In this commentary on "All Things Considered," April 4, 2001, Tom Magliozzi asks, "Why did I and millions of other kids spend valuable educational
hours learning something we would never use? Is this the goal of education,
the teaching of skills that we'll never use?"
Despite the fact that all of my being wanted to cry out in despair, I sat there quietly in my son?s math class. It was back-to-school night at my son's high school, a time for parents to spend 15 minutes in each of their kid's classes so that the teach could describe what the course if all about. And on the board was the following description--Get this--Calculus is the set of techniques that allow us to determine the slope at any point on a curve and the area under that curve. And all of my being wanted to cry, "So who gives a rat's patootie?? I mean, sitting in that math class, it occurred to me that I had almost never had occasion to use any of the mathematics I had almost never had occasion to use any of the mathematics I had learned beyond maybe long division.
Later that night, I changed my mind. It wasn't true that I had never used any of the math I had learned in school. I had, in fact, used all of it, but only as preparation for all the other math courses that I had taken. My conclusion was this: The purpose of learning math, most of which we will never use, is to prepare us for more advanced math courses which will use even less frequently than ever. So why did I and millions of other kids spend valuable educational hours learning something we would never use? Is this the goal of education, the teaching of skills that we'll never use? The answer we would get from the
math teachers goes something like this: ?You may never use it,? they say, ?but it will teach you to think.? And to those misguided souls I say, ?Horsefeathers. Do you expect us to believe that there are no topics that are useful and that will teach me to think? Come on now.?
Actually, I sat in my driveway one day, and in an hour, in an hour, I had made a long list of subjects that I wished I had been exposed to in place of algebra, not to mention geometry, trigonometry, calculus. I ended up with these thoughts: Education really ought to help us to understand the world we live in. This includes flora, fauna, cultures, governments, religions, money, advertising, buildings, cities and especially people. Then it should help us
to cope with that world. And in the process, it would be nice if it helped us
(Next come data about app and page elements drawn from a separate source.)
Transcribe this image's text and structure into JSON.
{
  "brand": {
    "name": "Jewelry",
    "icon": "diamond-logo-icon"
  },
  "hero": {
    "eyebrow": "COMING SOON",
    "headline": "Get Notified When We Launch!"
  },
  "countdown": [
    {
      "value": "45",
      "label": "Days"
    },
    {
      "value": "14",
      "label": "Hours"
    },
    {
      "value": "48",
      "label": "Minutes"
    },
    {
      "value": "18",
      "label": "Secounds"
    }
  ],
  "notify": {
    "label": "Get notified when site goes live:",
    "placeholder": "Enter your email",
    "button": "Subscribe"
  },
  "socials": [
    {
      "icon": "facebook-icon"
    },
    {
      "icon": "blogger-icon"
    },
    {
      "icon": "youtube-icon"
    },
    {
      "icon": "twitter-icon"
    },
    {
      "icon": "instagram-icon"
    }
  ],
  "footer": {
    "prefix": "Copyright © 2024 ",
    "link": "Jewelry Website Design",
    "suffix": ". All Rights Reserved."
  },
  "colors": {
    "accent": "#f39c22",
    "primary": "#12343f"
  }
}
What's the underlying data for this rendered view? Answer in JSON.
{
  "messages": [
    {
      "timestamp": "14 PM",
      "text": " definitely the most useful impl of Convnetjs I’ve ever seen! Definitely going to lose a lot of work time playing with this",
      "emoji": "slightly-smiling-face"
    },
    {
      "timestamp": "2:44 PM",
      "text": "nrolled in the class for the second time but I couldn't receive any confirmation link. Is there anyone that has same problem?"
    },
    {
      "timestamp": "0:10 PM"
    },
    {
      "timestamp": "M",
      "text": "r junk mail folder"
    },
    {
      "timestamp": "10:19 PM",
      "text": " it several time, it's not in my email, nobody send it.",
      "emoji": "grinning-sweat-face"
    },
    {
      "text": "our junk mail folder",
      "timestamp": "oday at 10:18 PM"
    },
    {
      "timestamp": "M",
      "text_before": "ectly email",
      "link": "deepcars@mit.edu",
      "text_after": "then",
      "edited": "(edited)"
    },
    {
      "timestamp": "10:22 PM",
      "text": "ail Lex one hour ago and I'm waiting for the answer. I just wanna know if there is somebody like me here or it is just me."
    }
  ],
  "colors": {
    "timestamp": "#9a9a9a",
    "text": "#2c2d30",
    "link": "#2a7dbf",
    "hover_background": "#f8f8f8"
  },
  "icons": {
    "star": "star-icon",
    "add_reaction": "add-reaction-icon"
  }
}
to become good, kind, empathetic people. Algebra doesn't do any of these things. It seems to me that schools should be preparation for life, preparation for more school.
Tom Magliozzi was a college professor for more than 30 years. With his brother, Ray, he is co-host of NPR's "Car Talk."